This week's #ThrowbackThursday focuses on a more recent ballet, A Christmas Carol. Based on the Charles Dickens novel of the same name, the ballet has become a Christmas classic.
The ballet begins with a short prologue showing the funeral of Jacob Marley, where the late man's business partner, Ebenezer Scrooge, is the solitary mourner. Act I opens on a busy London street on Christmas Eve; a group of carol singers are collecting money for the poor outside the counting house where Scrooge makes his money. They are joined by Scrooge's assistant, Bob Cratchit, but the reappearance of Scrooge brings the festivities to an abrupt halt. Even the arrival of Scrooge's nephew and his wife has no effect on the bitter old man. Having reluctantly let Cratchit go home for the night, Scrooge returns to his house, where he meets the terrifying ghost of Jacob Marley. Marley warns him that he will be condemned to endless torment unless he changes his selfish ways.
Act II begins with the Ghost of Christmas Past, who takes Scrooge back to another Christmas years ago. At the Christmas party of his first employers, his offer of marriage is refused by his first love, Belle, who tells him he loves money more than her. Scrooge becomes distressed as he realises he is powerless to change his mistake. He is comforted by the Ghost of Christmas Present, who takes him to the Cratchit household. The family is dirt poor, but happy in each other's company, and Scrooge is affected by Tiny Tim's Christmas song. The family move off with the Ghost and Scrooge cannot follow them, left alone with the phantoms.
Act III opens on the Ghost of Christmas Yet to Come, who takes Scrooge to see a future Christmas. The Cratchit family mourn the loss of their son, Tiny Tim, and Scrooge witnesses the crude auction of a dead man's possessions. When he sees the tombstone, he realises with horror he is watching his own funeral. He throws himself at the tombstone, which dissolves around him. He finds himself back on his own bed, determined to change his ways. He organises an enormous Christmas feast, at which the Cratchit family are the guests of honour. As the snow begins to fall, the entire street gathers in a celebration of Christmas spirit. Scrooge has been entirely transformed.
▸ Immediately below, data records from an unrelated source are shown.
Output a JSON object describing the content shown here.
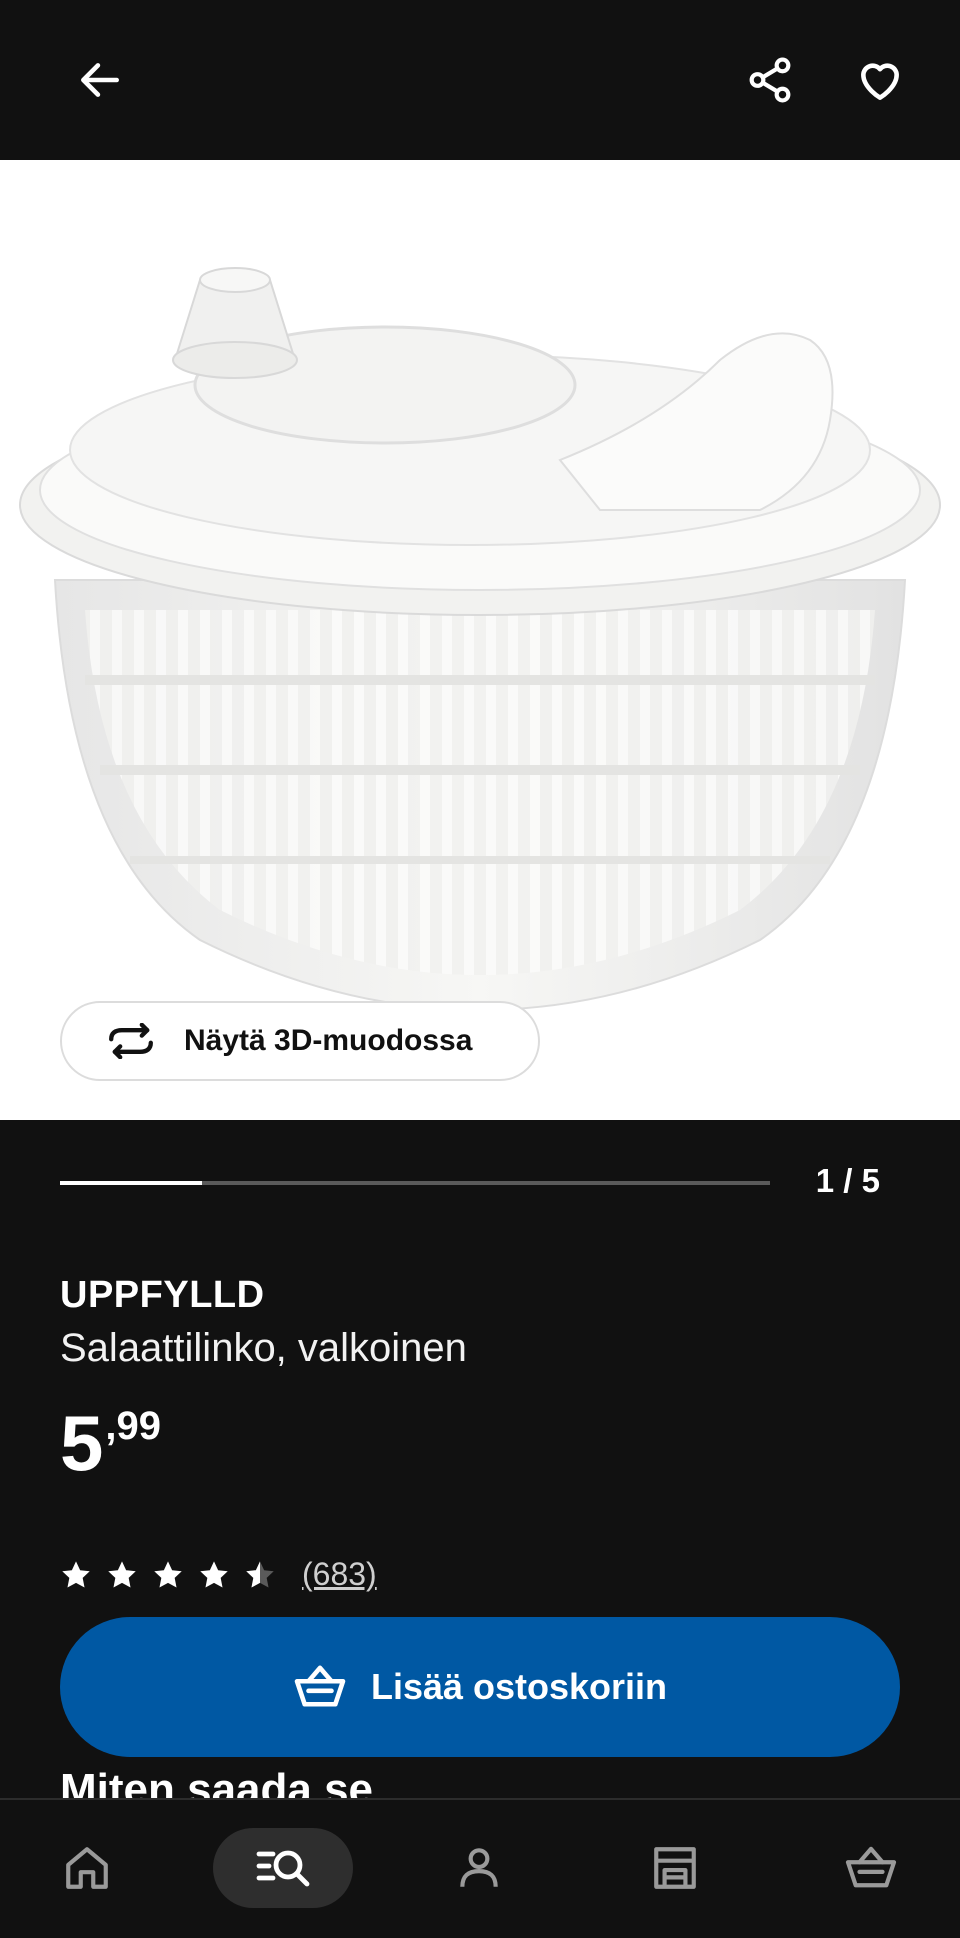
{
  "header": {
    "back_icon": "arrow-left-icon",
    "share_icon": "share-icon",
    "favourite_icon": "heart-outline-icon"
  },
  "gallery": {
    "view_3d_label": "Näytä 3D-muodossa",
    "view_3d_icon": "rotate-arrows-icon",
    "current_image": 1,
    "total_images": 5,
    "counter_text": "1 / 5",
    "progress_fraction": 0.2
  },
  "product": {
    "brand": "UPPFYLLD",
    "description": "Salaattilinko, valkoinen",
    "price_integer": "5",
    "price_decimal": ",99",
    "rating_value": 4.5,
    "rating_max": 5,
    "review_count": "(683)"
  },
  "actions": {
    "add_to_cart_label": "Lisää ostoskoriin",
    "add_to_cart_icon": "basket-icon",
    "accent_color": "#0058a3"
  },
  "sections": {
    "how_to_get_title": "Miten saada se"
  },
  "bottom_nav": {
    "items": [
      {
        "icon": "home-icon",
        "active": false
      },
      {
        "icon": "search-browse-icon",
        "active": true
      },
      {
        "icon": "profile-icon",
        "active": false
      },
      {
        "icon": "store-icon",
        "active": false
      },
      {
        "icon": "basket-icon",
        "active": false
      }
    ]
  }
}
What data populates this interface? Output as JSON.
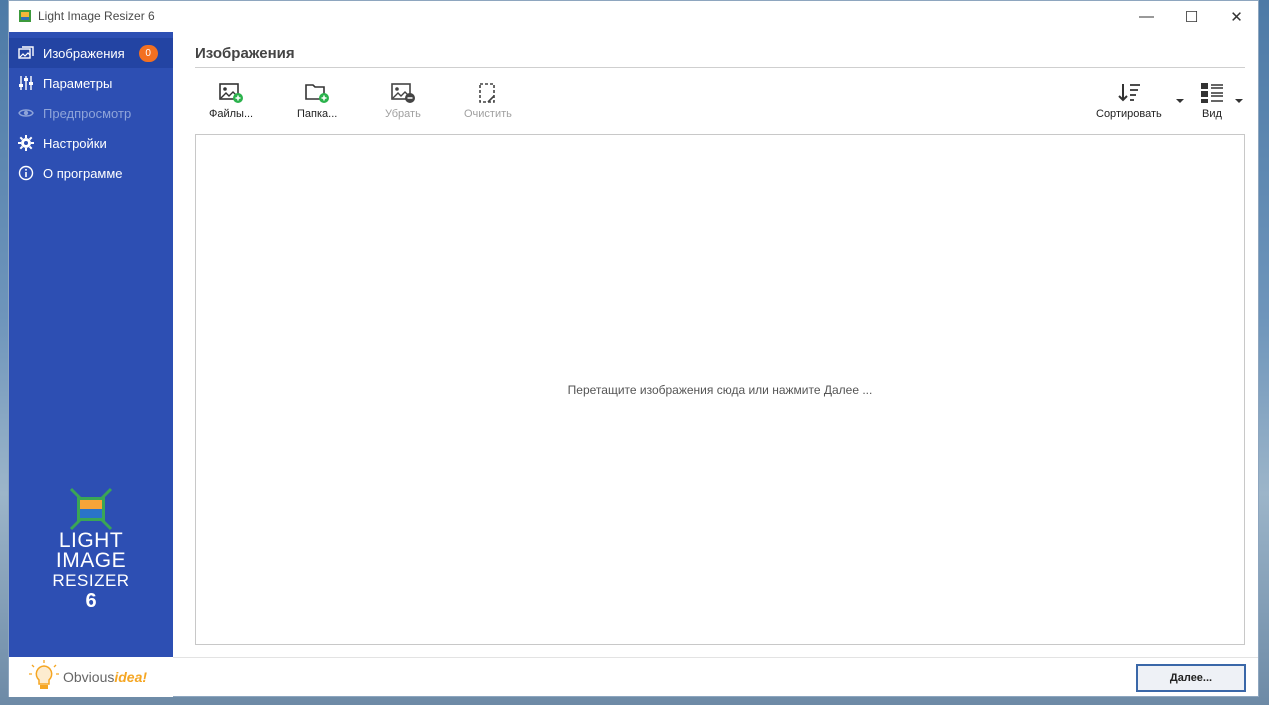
{
  "window": {
    "title": "Light Image Resizer 6",
    "minimize": "—",
    "maximize": "☐",
    "close": "✕"
  },
  "sidebar": {
    "items": [
      {
        "label": "Изображения",
        "icon": "images-icon",
        "badge": "0",
        "active": true
      },
      {
        "label": "Параметры",
        "icon": "sliders-icon"
      },
      {
        "label": "Предпросмотр",
        "icon": "eye-icon",
        "disabled": true
      },
      {
        "label": "Настройки",
        "icon": "gear-icon"
      },
      {
        "label": "О программе",
        "icon": "info-icon"
      }
    ],
    "logo": {
      "line1": "LIGHT",
      "line2": "IMAGE",
      "line3": "RESIZER",
      "line4": "6"
    },
    "brand": {
      "part1": "Obvious",
      "part2": "idea!"
    }
  },
  "main": {
    "title": "Изображения",
    "toolbar": {
      "files": "Файлы...",
      "folder": "Папка...",
      "remove": "Убрать",
      "clear": "Очистить",
      "sort": "Сортировать",
      "view": "Вид"
    },
    "drop_hint": "Перетащите изображения сюда или нажмите Далее ...",
    "next_button": "Далее..."
  },
  "colors": {
    "sidebar": "#2d4fb3",
    "badge": "#f37021",
    "accent_green": "#2bb24c",
    "brand_orange": "#f5a623"
  }
}
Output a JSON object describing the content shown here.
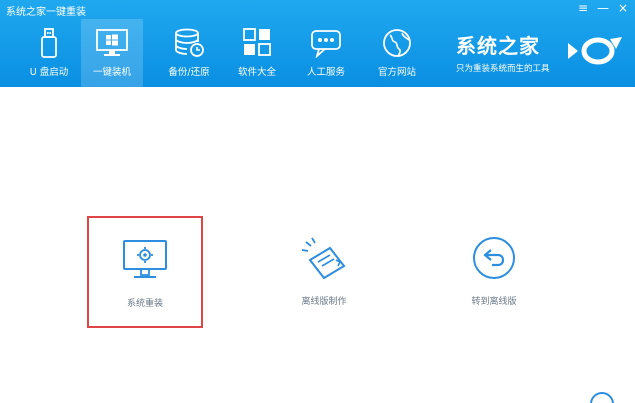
{
  "window": {
    "title": "系统之家一键重装",
    "menu_glyph": "≡",
    "min_glyph": "—",
    "close_glyph": "×"
  },
  "nav": {
    "items": [
      {
        "label": "U 盘启动",
        "icon": "usb-drive-icon"
      },
      {
        "label": "一键装机",
        "icon": "monitor-windows-icon",
        "active": true
      },
      {
        "label": "备份/还原",
        "icon": "database-restore-icon"
      },
      {
        "label": "软件大全",
        "icon": "apps-grid-icon"
      },
      {
        "label": "人工服务",
        "icon": "chat-bubble-icon"
      },
      {
        "label": "官方网站",
        "icon": "globe-icon"
      }
    ]
  },
  "brand": {
    "title": "系统之家",
    "subtitle": "只为重装系统而生的工具"
  },
  "options": [
    {
      "label": "系统重装",
      "icon": "monitor-gear-icon",
      "selected": true
    },
    {
      "label": "离线版制作",
      "icon": "network-card-icon",
      "selected": false
    },
    {
      "label": "转到离线版",
      "icon": "back-arrow-circle-icon",
      "selected": false
    }
  ],
  "colors": {
    "header": "#0a8fe2",
    "accent": "#2d8ee0",
    "selection_border": "#e04545",
    "label_text": "#6a7a88"
  }
}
The ballet was created for the Northern Ballet by Christopher Gable, and still tours the UK on a regular basis. It even came to New Zealand a few years ago, when the Royal New Zealand Ballet mastered the work for a nationwide tour just before Christmas.
Thanks for reading!